There is one problem, though, with these opening stages. Yes, there is a lot of tension as it seems as if the search parties are getting closer to Godzilla, and it continues to build up almost until bursting point, however I have to say that this part just overstays its welcome, and is, by the end of the beginning, a little dull and slow.
But from then on, the film really takes off in more ways than one. Immediately after the discovery of Godzilla, there’s a lengthy sequence which details the beast attacking Tokyo and annihilating the entire city, which, despite its old visuals, is a hugely entertaining and exciting part of the story.
One of the main things that add to the terror that you see Godzilla create is his roar. It’s so iconic, and so powerful, that amidst all of the insane sci-fi in this film, that roar is perhaps one of the scariest and most fearful sounds in cinema history, however it makes the monster all the more terrifying.
After the action and destruction, the film tones down significantly.

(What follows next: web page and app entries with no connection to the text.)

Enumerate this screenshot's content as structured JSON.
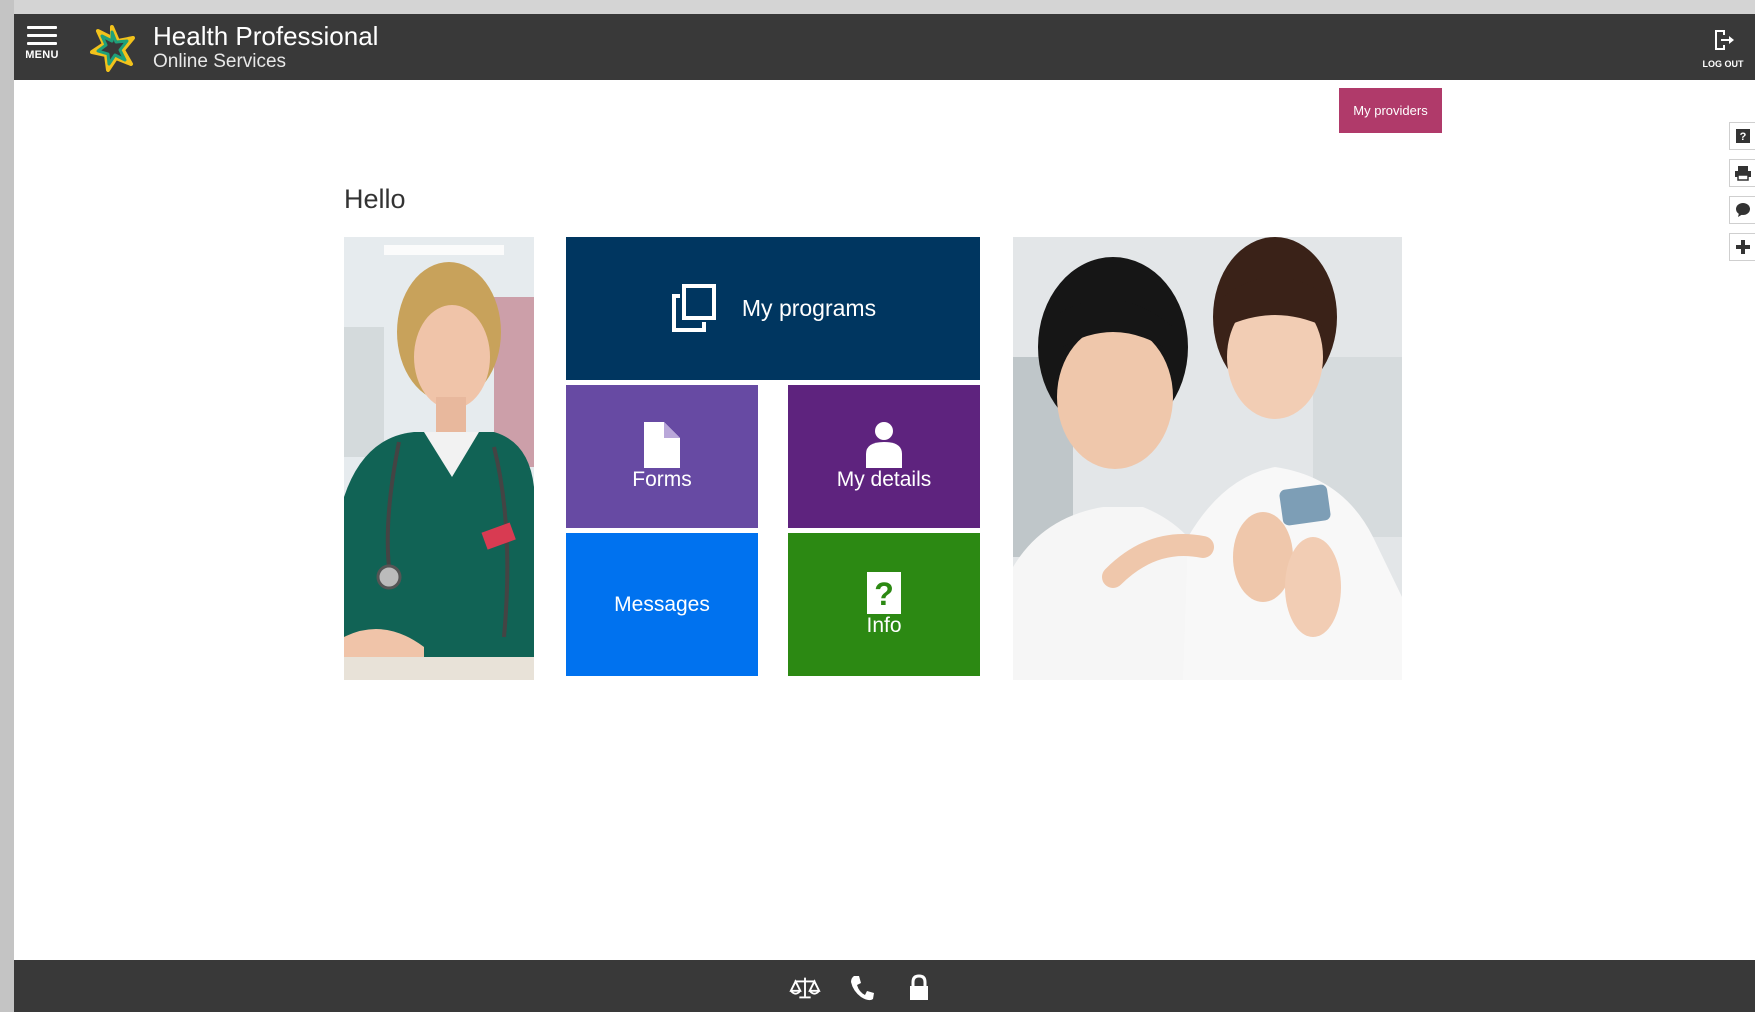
{
  "header": {
    "menu_label": "MENU",
    "brand_title": "Health Professional",
    "brand_subtitle": "Online Services",
    "logout_label": "LOG OUT"
  },
  "providers_button": "My providers",
  "greeting": "Hello",
  "tiles": {
    "programs": "My programs",
    "forms": "Forms",
    "details": "My details",
    "messages": "Messages",
    "info": "Info"
  },
  "side_tools": [
    "help-icon",
    "print-icon",
    "feedback-icon",
    "plus-icon"
  ],
  "footer_icons": [
    "scales-icon",
    "phone-icon",
    "lock-icon"
  ],
  "colors": {
    "header": "#393939",
    "providers": "#b03a6a",
    "programs": "#003660",
    "forms": "#674aa3",
    "details": "#5e237e",
    "messages": "#0072ef",
    "info": "#2c8913"
  }
}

In the aftermath of Godzilla’s attack, it details the effects that it has had on the city, showing scenes similar to those after the atomic bombing of Hiroshima and Nagasaki, which is actually quite harrowing and difficult to watch.
The theme of using Godzilla as a metaphor for nuclear weapons within the context of the Cold War is absolute genius, and creates a fascinating story line to follow throughout the latter stages of the film, which shows that it can be extremely deep, poignant and thought-provoking as well as action-packed.
Overall, I’ll give this a 7.9, because it overcomes its pacing issues to create an intriguing, terrifying, exciting and classic monster film that remains iconic to this day.